▽

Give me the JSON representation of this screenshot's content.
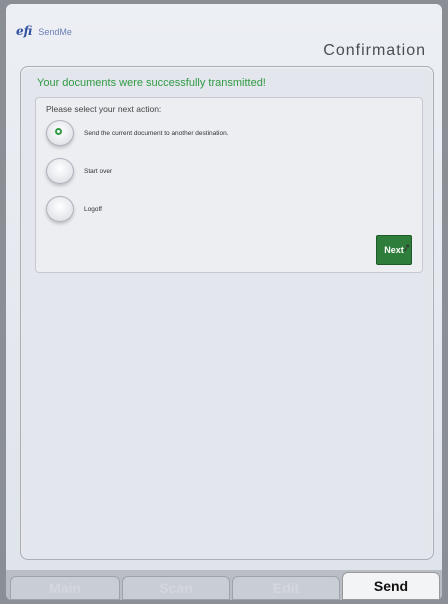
{
  "header": {
    "logo": "efi",
    "app_name": "SendMe",
    "page_title": "Confirmation"
  },
  "main": {
    "success_message": "Your documents were successfully transmitted!",
    "prompt": "Please select your next action:",
    "options": [
      {
        "label": "Send the current document to another destination.",
        "selected": true
      },
      {
        "label": "Start over",
        "selected": false
      },
      {
        "label": "Logoff",
        "selected": false
      }
    ],
    "next_label": "Next"
  },
  "tabs": [
    {
      "label": "Main",
      "active": false
    },
    {
      "label": "Scan",
      "active": false
    },
    {
      "label": "Edit",
      "active": false
    },
    {
      "label": "Send",
      "active": true
    }
  ],
  "colors": {
    "success": "#2f9a44",
    "next_button": "#2f7d3b",
    "brand": "#2f4fa0"
  }
}
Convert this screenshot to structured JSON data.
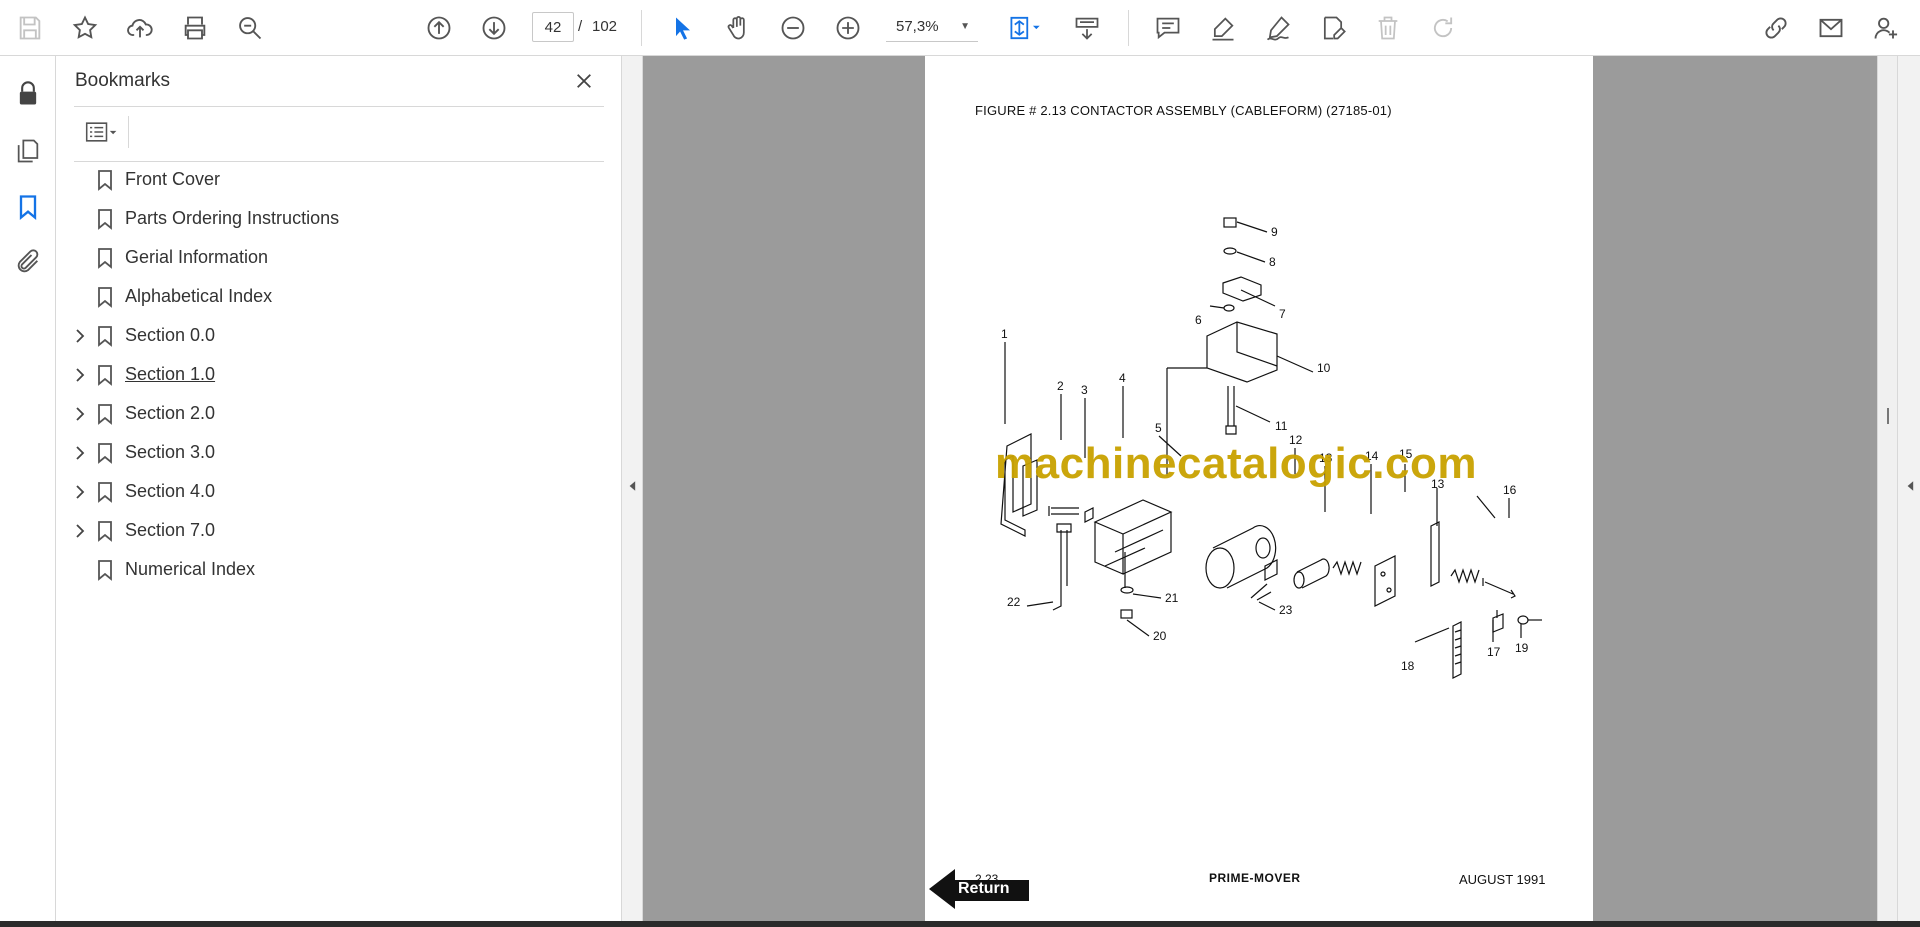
{
  "toolbar": {
    "page_current": "42",
    "page_separator": "/",
    "page_total": "102",
    "zoom": "57,3%"
  },
  "sidebar_panel": {
    "title": "Bookmarks",
    "bookmarks": [
      {
        "label": "Front Cover",
        "expandable": false
      },
      {
        "label": "Parts Ordering Instructions",
        "expandable": false
      },
      {
        "label": "Gerial Information",
        "expandable": false
      },
      {
        "label": "Alphabetical Index",
        "expandable": false
      },
      {
        "label": "Section 0.0",
        "expandable": true
      },
      {
        "label": "Section 1.0",
        "expandable": true
      },
      {
        "label": "Section 2.0",
        "expandable": true
      },
      {
        "label": "Section 3.0",
        "expandable": true
      },
      {
        "label": "Section 4.0",
        "expandable": true
      },
      {
        "label": "Section 7.0",
        "expandable": true
      },
      {
        "label": "Numerical Index",
        "expandable": false
      }
    ]
  },
  "document": {
    "figure_title": "FIGURE # 2.13  CONTACTOR ASSEMBLY (CABLEFORM) (27185-01)",
    "callouts": [
      "1",
      "2",
      "3",
      "4",
      "5",
      "6",
      "7",
      "8",
      "9",
      "10",
      "11",
      "12",
      "13",
      "13",
      "14",
      "15",
      "16",
      "17",
      "18",
      "19",
      "20",
      "21",
      "22",
      "23"
    ],
    "page_number": "2.23",
    "return_label": "Return",
    "logo_text": "PRIME-MOVER",
    "date": "AUGUST 1991",
    "watermark": "machinecatalogic.com"
  },
  "colors": {
    "accent": "#1473e6",
    "viewer_bg": "#9b9b9b",
    "watermark": "#c9a200"
  }
}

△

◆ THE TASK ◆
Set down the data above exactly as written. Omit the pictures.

◆ SOLUTION TO THIS TASK ◆
Give me the JSON representation of this screenshot's content.
{
  "header": {
    "logo": "efi",
    "app_name": "SendMe",
    "page_title": "Confirmation"
  },
  "main": {
    "success_message": "Your documents were successfully transmitted!",
    "prompt": "Please select your next action:",
    "options": [
      {
        "label": "Send the current document to another destination.",
        "selected": true
      },
      {
        "label": "Start over",
        "selected": false
      },
      {
        "label": "Logoff",
        "selected": false
      }
    ],
    "next_label": "Next"
  },
  "tabs": [
    {
      "label": "Main",
      "active": false
    },
    {
      "label": "Scan",
      "active": false
    },
    {
      "label": "Edit",
      "active": false
    },
    {
      "label": "Send",
      "active": true
    }
  ],
  "colors": {
    "success": "#2f9a44",
    "next_button": "#2f7d3b",
    "brand": "#2f4fa0"
  }
}
Convert this screenshot to structured JSON data.
{
  "toolbar": {
    "page_current": "42",
    "page_separator": "/",
    "page_total": "102",
    "zoom": "57,3%"
  },
  "sidebar_panel": {
    "title": "Bookmarks",
    "bookmarks": [
      {
        "label": "Front Cover",
        "expandable": false
      },
      {
        "label": "Parts Ordering Instructions",
        "expandable": false
      },
      {
        "label": "Gerial Information",
        "expandable": false
      },
      {
        "label": "Alphabetical Index",
        "expandable": false
      },
      {
        "label": "Section 0.0",
        "expandable": true
      },
      {
        "label": "Section 1.0",
        "expandable": true
      },
      {
        "label": "Section 2.0",
        "expandable": true
      },
      {
        "label": "Section 3.0",
        "expandable": true
      },
      {
        "label": "Section 4.0",
        "expandable": true
      },
      {
        "label": "Section 7.0",
        "expandable": true
      },
      {
        "label": "Numerical Index",
        "expandable": false
      }
    ]
  },
  "document": {
    "figure_title": "FIGURE # 2.13  CONTACTOR ASSEMBLY (CABLEFORM) (27185-01)",
    "callouts": [
      "1",
      "2",
      "3",
      "4",
      "5",
      "6",
      "7",
      "8",
      "9",
      "10",
      "11",
      "12",
      "13",
      "13",
      "14",
      "15",
      "16",
      "17",
      "18",
      "19",
      "20",
      "21",
      "22",
      "23"
    ],
    "page_number": "2.23",
    "return_label": "Return",
    "logo_text": "PRIME-MOVER",
    "date": "AUGUST 1991",
    "watermark": "machinecatalogic.com"
  },
  "colors": {
    "accent": "#1473e6",
    "viewer_bg": "#9b9b9b",
    "watermark": "#c9a200"
  }
}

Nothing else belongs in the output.